| EXERCISE MATERIALS |
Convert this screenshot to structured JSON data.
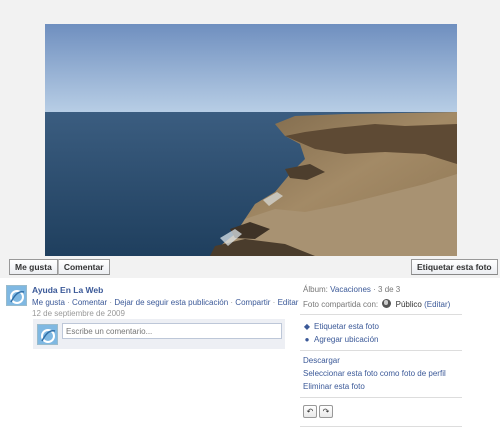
{
  "photo_buttons": {
    "like": "Me gusta",
    "comment": "Comentar",
    "tag": "Etiquetar esta foto"
  },
  "post": {
    "author": "Ayuda En La Web",
    "actions": [
      "Me gusta",
      "Comentar",
      "Dejar de seguir esta publicación",
      "Compartir",
      "Editar"
    ],
    "separator": "·",
    "date": "12 de septiembre de 2009",
    "comment_placeholder": "Escribe un comentario..."
  },
  "sidebar": {
    "album_label": "Álbum:",
    "album_name": "Vacaciones",
    "album_sep": " · ",
    "album_count": "3 de 3",
    "shared_label": "Foto compartida con:",
    "privacy": "Público",
    "privacy_edit": "(Editar)",
    "tag_photo": "Etiquetar esta foto",
    "add_location": "Agregar ubicación",
    "download": "Descargar",
    "set_profile": "Seleccionar esta foto como foto de perfil",
    "delete": "Eliminar esta foto",
    "rotate_left": "↶",
    "rotate_right": "↷"
  },
  "icons": {
    "globe": "globe-icon",
    "tag": "tag-icon",
    "pin": "location-pin-icon"
  }
}
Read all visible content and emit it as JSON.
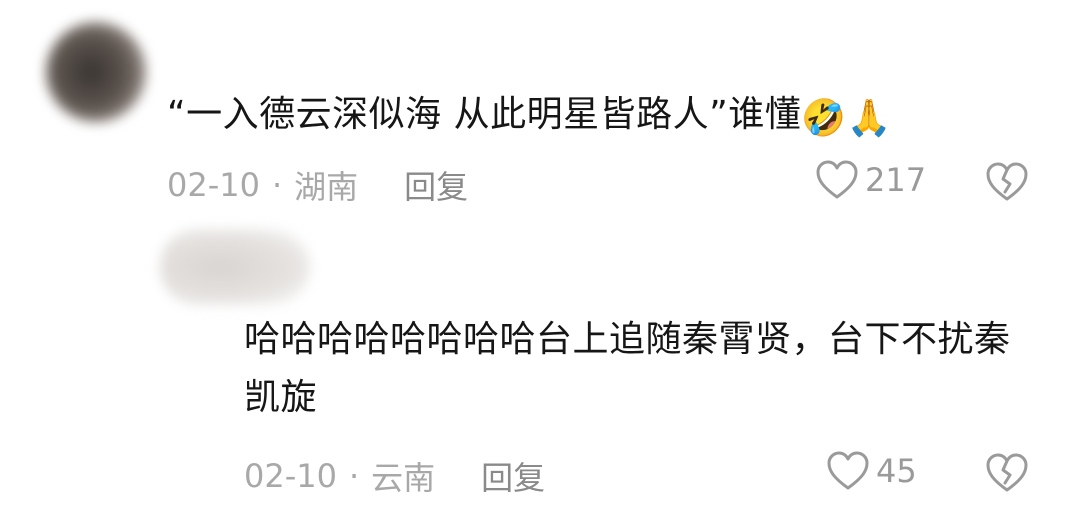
{
  "comments": [
    {
      "text": "“一入德云深似海 从此明星皆路人”谁懂",
      "emojis": [
        "rofl-emoji",
        "folded-hands-emoji"
      ],
      "date": "02-10",
      "location": "湖南",
      "reply_label": "回复",
      "likes": "217"
    },
    {
      "text": "哈哈哈哈哈哈哈哈台上追随秦霄贤，台下不扰秦凯旋",
      "date": "02-10",
      "location": "云南",
      "reply_label": "回复",
      "likes": "45"
    }
  ],
  "separator": "·",
  "colors": {
    "text": "#161616",
    "meta": "#a8a8a8",
    "icon": "#9a9a9a"
  }
}
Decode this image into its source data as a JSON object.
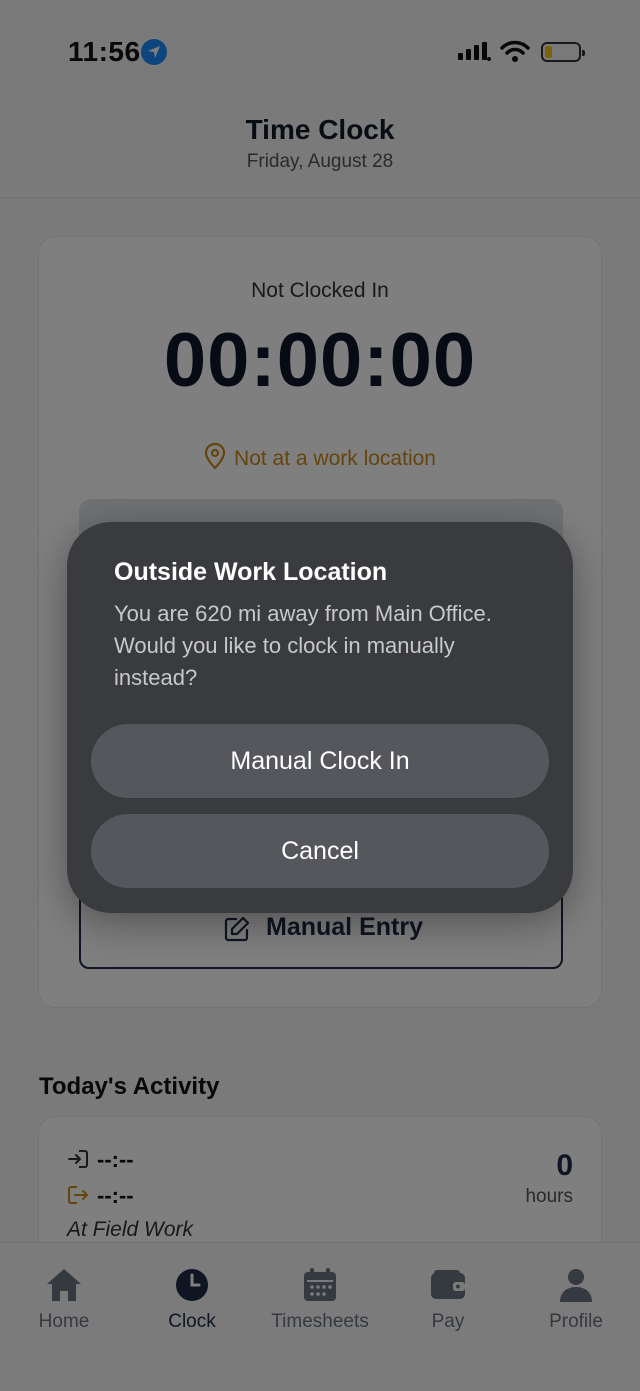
{
  "status_bar": {
    "time": "11:56"
  },
  "header": {
    "title": "Time Clock",
    "date": "Friday, August 28"
  },
  "clock": {
    "status": "Not Clocked In",
    "timer": "00:00:00",
    "location_status": "Not at a work location",
    "manual_entry_label": "Manual Entry"
  },
  "activity": {
    "title": "Today's Activity",
    "clock_in_time": "--:--",
    "clock_out_time": "--:--",
    "location": "At Field Work",
    "hours_value": "0",
    "hours_label": "hours"
  },
  "tabs": [
    {
      "label": "Home",
      "icon": "home-icon"
    },
    {
      "label": "Clock",
      "icon": "clock-icon",
      "active": true
    },
    {
      "label": "Timesheets",
      "icon": "calendar-icon"
    },
    {
      "label": "Pay",
      "icon": "wallet-icon"
    },
    {
      "label": "Profile",
      "icon": "person-icon"
    }
  ],
  "alert": {
    "title": "Outside Work Location",
    "message": "You are 620 mi away from Main Office. Would you like to clock in manually instead?",
    "primary_button": "Manual Clock In",
    "secondary_button": "Cancel"
  },
  "colors": {
    "warning": "#c98a1a",
    "navy": "#1f2a44",
    "location_blue": "#1a8cff"
  }
}
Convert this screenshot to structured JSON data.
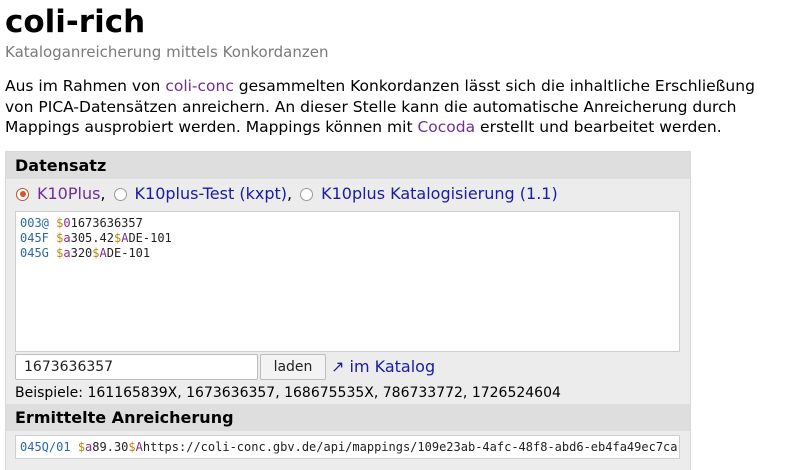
{
  "header": {
    "title": "coli-rich",
    "subtitle": "Kataloganreicherung mittels Konkordanzen"
  },
  "intro": {
    "text1": "Aus im Rahmen von ",
    "link1": "coli-conc",
    "text2": " gesammelten Konkordanzen lässt sich die inhaltliche Erschließung von PICA-Datensätzen anreichern. An dieser Stelle kann die automatische Anreicherung durch Mappings ausprobiert werden. Mappings können mit ",
    "link2": "Cocoda",
    "text3": " erstellt und bearbeitet werden."
  },
  "record_section": {
    "heading": "Datensatz",
    "sources": [
      {
        "label": "K10Plus",
        "selected": true
      },
      {
        "label": "K10plus-Test (kxpt)",
        "selected": false
      },
      {
        "label": "K10plus Katalogisierung (1.1)",
        "selected": false
      }
    ],
    "separator": ",",
    "pica_lines": [
      {
        "tag": "003@",
        "subfields": [
          {
            "code": "0",
            "value": "1673636357"
          }
        ]
      },
      {
        "tag": "045F",
        "subfields": [
          {
            "code": "a",
            "value": "305.42"
          },
          {
            "code": "A",
            "value": "DE-101"
          }
        ]
      },
      {
        "tag": "045G",
        "subfields": [
          {
            "code": "a",
            "value": "320"
          },
          {
            "code": "A",
            "value": "DE-101"
          }
        ]
      }
    ],
    "id_input_value": "1673636357",
    "load_button": "laden",
    "catalog_link_arrow": "↗",
    "catalog_link": "im Katalog",
    "examples_label": "Beispiele:",
    "examples": "161165839X, 1673636357, 168675535X, 786733772, 1726524604"
  },
  "result_section": {
    "heading": "Ermittelte Anreicherung",
    "tag": "045Q/01",
    "subfields": [
      {
        "code": "a",
        "value": "89.30"
      },
      {
        "code": "A",
        "value": "https://coli-conc.gbv.de/api/mappings/109e23ab-4afc-48f8-abd6-eb4fa49ec7ca"
      }
    ]
  },
  "colors": {
    "link": "#1a1aa6",
    "visited_link": "#6f2f93",
    "pica_tag": "#2b67a8",
    "pica_dollar": "#b8860b",
    "pica_code": "#7a2f8e",
    "radio_selected": "#d3552a"
  }
}
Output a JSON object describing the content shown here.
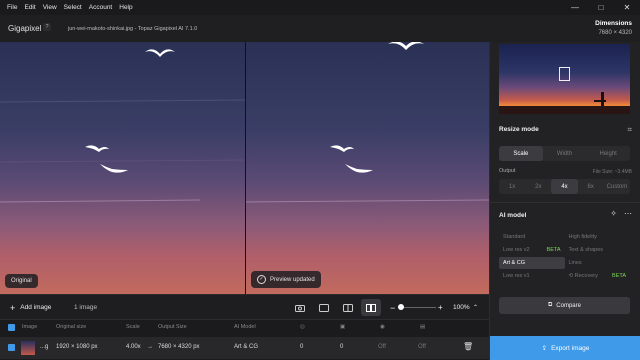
{
  "menu": [
    "File",
    "Edit",
    "View",
    "Select",
    "Account",
    "Help"
  ],
  "window_controls": [
    "—",
    "□",
    "✕"
  ],
  "app": {
    "name": "Gigapixel",
    "help_badge": "?",
    "filename": "jun-wei-makoto-shinkai.jpg - Topaz Gigapixel AI 7.1.0"
  },
  "dimensions": {
    "label": "Dimensions",
    "value": "7680 × 4320"
  },
  "preview": {
    "left_label": "Original",
    "right_label": "Preview updated"
  },
  "resize": {
    "title": "Resize mode",
    "tabs": [
      "Scale",
      "Width",
      "Height"
    ],
    "active_tab": "Scale"
  },
  "output": {
    "label": "Output",
    "filesize": "File Size: ~3.4MB",
    "options": [
      "1x",
      "2x",
      "4x",
      "6x",
      "Custom"
    ],
    "active": "4x"
  },
  "ai_model": {
    "title": "AI model",
    "rows": [
      [
        {
          "name": "Standard",
          "beta": ""
        },
        {
          "name": "High fidelity",
          "beta": ""
        }
      ],
      [
        {
          "name": "Low res v2",
          "beta": "BETA"
        },
        {
          "name": "Text & shapes",
          "beta": ""
        }
      ],
      [
        {
          "name": "Art & CG",
          "beta": "",
          "on": true
        },
        {
          "name": "Lines",
          "beta": ""
        }
      ],
      [
        {
          "name": "Low res v1",
          "beta": ""
        },
        {
          "name": "Recovery",
          "beta": "BETA"
        }
      ]
    ]
  },
  "compare_label": "Compare",
  "export_label": "Export image",
  "toolbar": {
    "add_image": "Add image",
    "count": "1 image",
    "zoom": "100%"
  },
  "table": {
    "headers": [
      "Image",
      "Original size",
      "Scale",
      "Output Size",
      "AI Model"
    ],
    "row": {
      "name": "...g",
      "original": "1920 × 1080 px",
      "scale": "4.00x",
      "arrow": "→",
      "output": "7680 × 4320 px",
      "model": "Art & CG",
      "v1": "0",
      "v2": "0",
      "v3": "Off",
      "v4": "Off"
    }
  },
  "colors": {
    "accent": "#3f9bea",
    "beta": "#7ed957"
  }
}
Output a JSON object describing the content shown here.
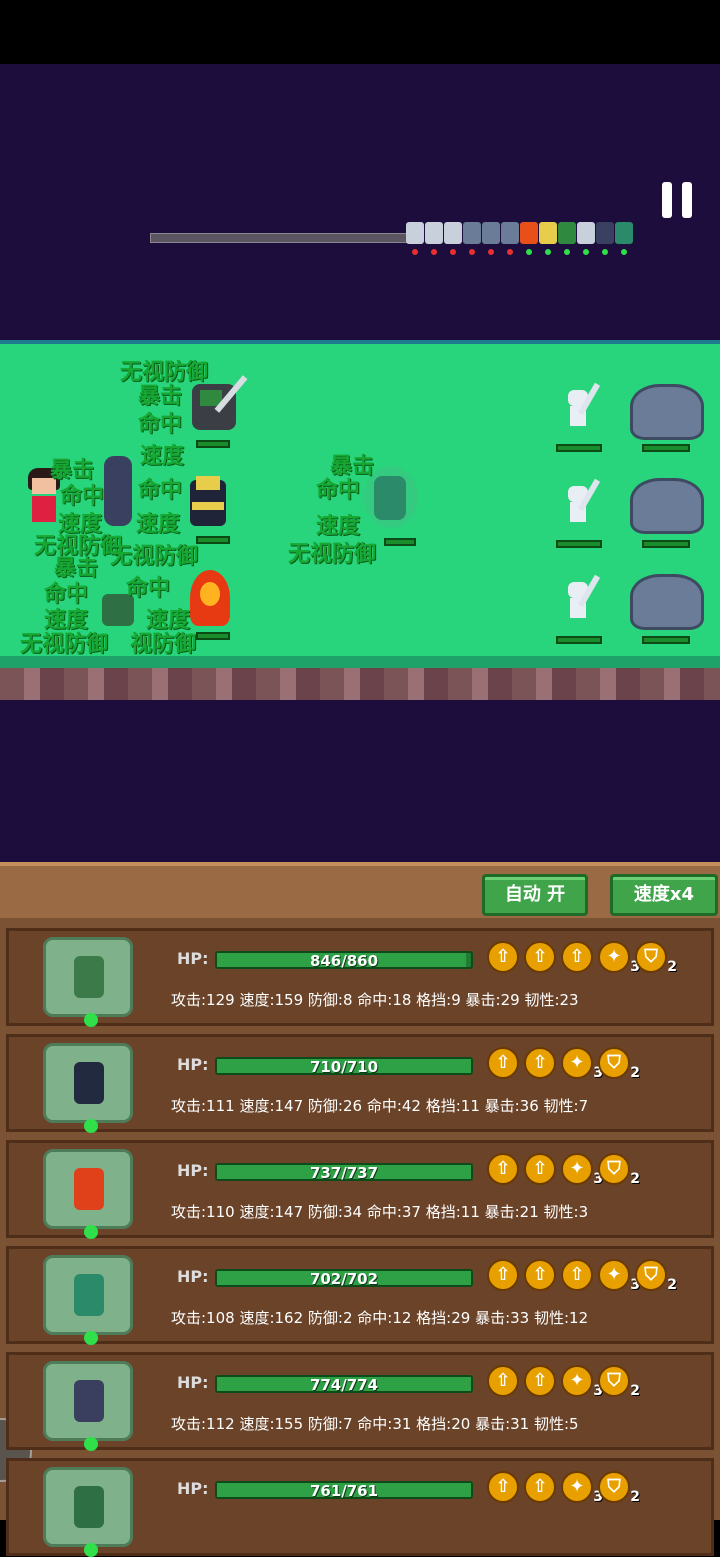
{
  "colors": {
    "sky": "#1c0d3c",
    "field": "#28d47c",
    "hp_green": "#1e7d33",
    "panel": "#7b5233",
    "buff_orange": "#e8a000",
    "damage_text": "#17a833"
  },
  "battle_queue": {
    "dots": [
      "red",
      "red",
      "red",
      "red",
      "red",
      "red",
      "green",
      "green",
      "green",
      "green",
      "green",
      "green"
    ]
  },
  "battlefield": {
    "floating_texts": [
      {
        "id": "t1",
        "text": "无视防御"
      },
      {
        "id": "t2",
        "text": "暴击"
      },
      {
        "id": "t3",
        "text": "命中"
      },
      {
        "id": "t4",
        "text": "速度"
      },
      {
        "id": "t5",
        "text": "暴击"
      },
      {
        "id": "t6",
        "text": "命中"
      },
      {
        "id": "t7",
        "text": "命中"
      },
      {
        "id": "t8",
        "text": "速度"
      },
      {
        "id": "t9",
        "text": "速度"
      },
      {
        "id": "t10",
        "text": "无视防御"
      },
      {
        "id": "t11",
        "text": "无视防御"
      },
      {
        "id": "t12",
        "text": "暴击"
      },
      {
        "id": "t13",
        "text": "命中"
      },
      {
        "id": "t14",
        "text": "命中"
      },
      {
        "id": "t15",
        "text": "速度"
      },
      {
        "id": "t16",
        "text": "速度"
      },
      {
        "id": "t17",
        "text": "无视防御"
      },
      {
        "id": "t18",
        "text": "视防御"
      },
      {
        "id": "t19",
        "text": "暴击"
      },
      {
        "id": "t20",
        "text": "命中"
      },
      {
        "id": "t21",
        "text": "速度"
      },
      {
        "id": "t22",
        "text": "无视防御"
      }
    ]
  },
  "panel_header": {
    "auto_button": "自动 开",
    "speed_button": "速度x4"
  },
  "heroes": [
    {
      "hp": "846/860",
      "hp_fraction": 0.98,
      "stats": "攻击:129 速度:159 防御:8 命中:18 格挡:9 暴击:29 韧性:23",
      "buffs": [
        "up",
        "up",
        "up",
        "crit3",
        "shield2"
      ],
      "portrait_color": "#3c7a4a"
    },
    {
      "hp": "710/710",
      "hp_fraction": 1.0,
      "stats": "攻击:111 速度:147 防御:26 命中:42 格挡:11 暴击:36 韧性:7",
      "buffs": [
        "up",
        "up",
        "crit3",
        "shield2"
      ],
      "portrait_color": "#222a40"
    },
    {
      "hp": "737/737",
      "hp_fraction": 1.0,
      "stats": "攻击:110 速度:147 防御:34 命中:37 格挡:11 暴击:21 韧性:3",
      "buffs": [
        "up",
        "up",
        "crit3",
        "shield2"
      ],
      "portrait_color": "#e0401a"
    },
    {
      "hp": "702/702",
      "hp_fraction": 1.0,
      "stats": "攻击:108 速度:162 防御:2 命中:12 格挡:29 暴击:33 韧性:12",
      "buffs": [
        "up",
        "up",
        "up",
        "crit3",
        "shield2"
      ],
      "portrait_color": "#2a8a6a"
    },
    {
      "hp": "774/774",
      "hp_fraction": 1.0,
      "stats": "攻击:112 速度:155 防御:7 命中:31 格挡:20 暴击:31 韧性:5",
      "buffs": [
        "up",
        "up",
        "crit3",
        "shield2"
      ],
      "portrait_color": "#3a3f60"
    },
    {
      "hp": "761/761",
      "hp_fraction": 1.0,
      "stats": "",
      "buffs": [
        "up",
        "up",
        "crit3",
        "shield2"
      ],
      "portrait_color": "#2f6f44"
    }
  ],
  "labels": {
    "hp": "HP:",
    "buff_up": "⇧",
    "buff_crit_count": "3",
    "buff_shield_count": "2"
  }
}
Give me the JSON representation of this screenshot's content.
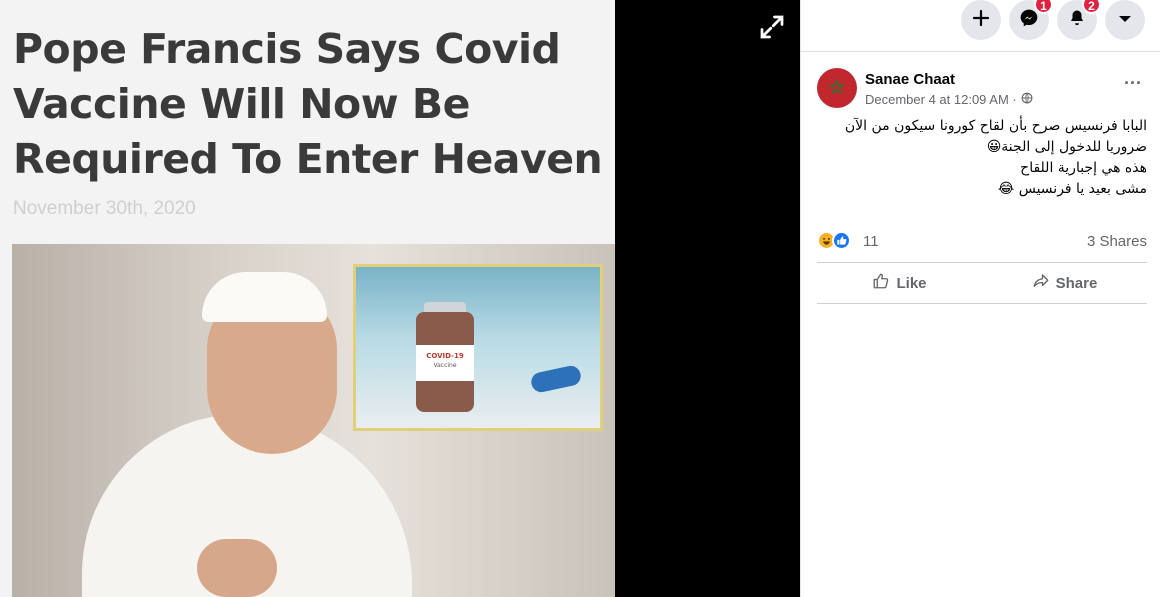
{
  "media": {
    "headline": "Pope Francis Says Covid Vaccine Will Now Be Required To Enter Heaven",
    "date": "November 30th, 2020",
    "vial_label_title": "COVID-19",
    "vial_label_sub": "Vaccine"
  },
  "topbar": {
    "icons": [
      "plus-icon",
      "messenger-icon",
      "bell-icon",
      "caret-down-icon"
    ],
    "messenger_badge": "1",
    "notifications_badge": "2"
  },
  "post": {
    "author": "Sanae Chaat",
    "timestamp": "December 4 at 12:09 AM · ",
    "privacy_icon": "globe-icon",
    "text_lines": [
      "البابا فرنسيس صرح بأن لقاح كورونا سيكون من الآن",
      "ضروريا للدخول إلى الجنة😀",
      "هذه هي إجبارية اللقاح",
      "مشى بعيد يا فرنسيس 😂"
    ],
    "reaction_count": "11",
    "shares": "3 Shares",
    "like_label": "Like",
    "share_label": "Share"
  },
  "colors": {
    "accent": "#1877f2",
    "badge": "#e41e3f",
    "avatar": "#c1272d",
    "haha": "#f7b125"
  }
}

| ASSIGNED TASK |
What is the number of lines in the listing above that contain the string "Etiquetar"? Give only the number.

| WRITTEN REPLY |
2